Task instructions: Looking at the entries underneath, work out how many lines contain "from". Write only that number.

Data about app and page elements:
::::::::::
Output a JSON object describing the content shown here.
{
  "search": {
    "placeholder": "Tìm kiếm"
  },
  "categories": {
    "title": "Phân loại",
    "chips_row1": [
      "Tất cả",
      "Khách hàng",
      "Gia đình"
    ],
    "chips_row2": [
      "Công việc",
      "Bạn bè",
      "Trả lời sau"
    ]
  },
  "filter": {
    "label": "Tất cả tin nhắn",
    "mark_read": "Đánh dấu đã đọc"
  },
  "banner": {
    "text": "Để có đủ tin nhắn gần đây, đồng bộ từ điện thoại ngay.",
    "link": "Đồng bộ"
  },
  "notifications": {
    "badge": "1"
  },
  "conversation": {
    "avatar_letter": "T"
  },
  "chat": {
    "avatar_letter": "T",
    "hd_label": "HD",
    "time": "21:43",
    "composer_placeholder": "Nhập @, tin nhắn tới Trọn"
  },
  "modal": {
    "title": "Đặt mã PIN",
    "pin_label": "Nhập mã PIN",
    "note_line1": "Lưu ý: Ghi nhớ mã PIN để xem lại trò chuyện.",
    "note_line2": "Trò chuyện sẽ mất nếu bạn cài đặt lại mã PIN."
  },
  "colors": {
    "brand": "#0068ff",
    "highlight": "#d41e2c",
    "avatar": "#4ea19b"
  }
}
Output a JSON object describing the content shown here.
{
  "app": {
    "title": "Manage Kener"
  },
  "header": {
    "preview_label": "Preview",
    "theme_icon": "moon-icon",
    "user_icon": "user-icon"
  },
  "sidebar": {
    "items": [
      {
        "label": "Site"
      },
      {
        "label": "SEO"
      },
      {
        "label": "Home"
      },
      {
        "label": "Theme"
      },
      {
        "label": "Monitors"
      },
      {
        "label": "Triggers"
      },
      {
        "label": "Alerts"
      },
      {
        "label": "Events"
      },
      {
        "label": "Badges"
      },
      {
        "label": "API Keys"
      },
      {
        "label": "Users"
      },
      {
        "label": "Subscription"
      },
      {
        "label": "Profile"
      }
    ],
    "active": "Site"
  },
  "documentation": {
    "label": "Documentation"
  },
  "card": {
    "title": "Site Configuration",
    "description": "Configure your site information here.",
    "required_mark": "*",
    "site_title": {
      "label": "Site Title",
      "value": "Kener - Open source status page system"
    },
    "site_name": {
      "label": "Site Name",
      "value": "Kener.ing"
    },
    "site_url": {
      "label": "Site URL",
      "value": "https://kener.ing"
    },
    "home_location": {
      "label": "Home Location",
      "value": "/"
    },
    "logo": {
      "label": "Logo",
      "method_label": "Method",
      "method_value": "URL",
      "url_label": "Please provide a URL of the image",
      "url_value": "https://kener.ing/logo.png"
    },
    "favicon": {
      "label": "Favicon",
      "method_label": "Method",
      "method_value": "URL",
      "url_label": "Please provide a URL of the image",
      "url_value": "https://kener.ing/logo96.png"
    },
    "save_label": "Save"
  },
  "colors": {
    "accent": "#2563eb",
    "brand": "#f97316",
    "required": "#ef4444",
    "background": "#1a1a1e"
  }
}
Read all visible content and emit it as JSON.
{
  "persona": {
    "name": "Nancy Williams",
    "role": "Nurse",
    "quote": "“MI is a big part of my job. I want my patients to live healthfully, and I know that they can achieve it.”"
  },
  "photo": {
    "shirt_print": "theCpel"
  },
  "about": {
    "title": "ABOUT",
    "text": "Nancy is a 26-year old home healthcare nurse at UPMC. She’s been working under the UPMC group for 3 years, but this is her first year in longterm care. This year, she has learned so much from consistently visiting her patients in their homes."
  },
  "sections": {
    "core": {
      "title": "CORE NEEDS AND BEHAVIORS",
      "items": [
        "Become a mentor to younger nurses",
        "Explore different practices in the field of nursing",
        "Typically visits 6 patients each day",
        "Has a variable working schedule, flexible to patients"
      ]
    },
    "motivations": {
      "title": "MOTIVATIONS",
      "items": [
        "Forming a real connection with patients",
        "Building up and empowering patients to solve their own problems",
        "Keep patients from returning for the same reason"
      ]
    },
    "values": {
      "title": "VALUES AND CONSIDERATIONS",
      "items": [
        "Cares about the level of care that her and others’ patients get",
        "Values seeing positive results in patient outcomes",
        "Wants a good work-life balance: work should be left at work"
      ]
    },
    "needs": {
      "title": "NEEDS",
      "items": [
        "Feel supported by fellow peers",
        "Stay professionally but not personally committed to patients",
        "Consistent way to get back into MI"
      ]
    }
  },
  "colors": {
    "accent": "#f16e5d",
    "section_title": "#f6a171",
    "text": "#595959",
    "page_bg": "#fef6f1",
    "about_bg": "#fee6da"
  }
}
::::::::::
Written response: 2